Work to complete:
The answer must reproduce all of the data below exactly and contain no images.

Excerpts from an interface dataset:
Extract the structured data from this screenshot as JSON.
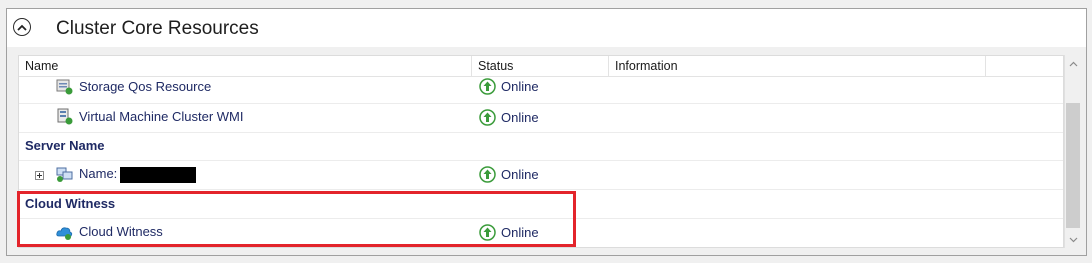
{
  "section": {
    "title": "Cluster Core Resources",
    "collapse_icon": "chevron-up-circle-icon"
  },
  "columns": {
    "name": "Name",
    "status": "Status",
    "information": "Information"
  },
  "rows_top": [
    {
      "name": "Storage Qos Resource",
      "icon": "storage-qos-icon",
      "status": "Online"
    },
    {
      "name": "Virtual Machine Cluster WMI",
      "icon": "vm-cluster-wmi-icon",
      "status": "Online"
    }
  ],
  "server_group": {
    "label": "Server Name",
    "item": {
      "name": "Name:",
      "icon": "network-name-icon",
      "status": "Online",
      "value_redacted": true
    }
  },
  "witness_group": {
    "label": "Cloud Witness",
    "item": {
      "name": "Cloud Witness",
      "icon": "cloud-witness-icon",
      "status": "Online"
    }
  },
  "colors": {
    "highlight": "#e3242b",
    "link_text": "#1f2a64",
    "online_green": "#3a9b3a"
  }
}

Final answer:
Extract the structured data from this screenshot as JSON.
{
  "section": {
    "title": "Cluster Core Resources",
    "collapse_icon": "chevron-up-circle-icon"
  },
  "columns": {
    "name": "Name",
    "status": "Status",
    "information": "Information"
  },
  "rows_top": [
    {
      "name": "Storage Qos Resource",
      "icon": "storage-qos-icon",
      "status": "Online"
    },
    {
      "name": "Virtual Machine Cluster WMI",
      "icon": "vm-cluster-wmi-icon",
      "status": "Online"
    }
  ],
  "server_group": {
    "label": "Server Name",
    "item": {
      "name": "Name:",
      "icon": "network-name-icon",
      "status": "Online",
      "value_redacted": true
    }
  },
  "witness_group": {
    "label": "Cloud Witness",
    "item": {
      "name": "Cloud Witness",
      "icon": "cloud-witness-icon",
      "status": "Online"
    }
  },
  "colors": {
    "highlight": "#e3242b",
    "link_text": "#1f2a64",
    "online_green": "#3a9b3a"
  }
}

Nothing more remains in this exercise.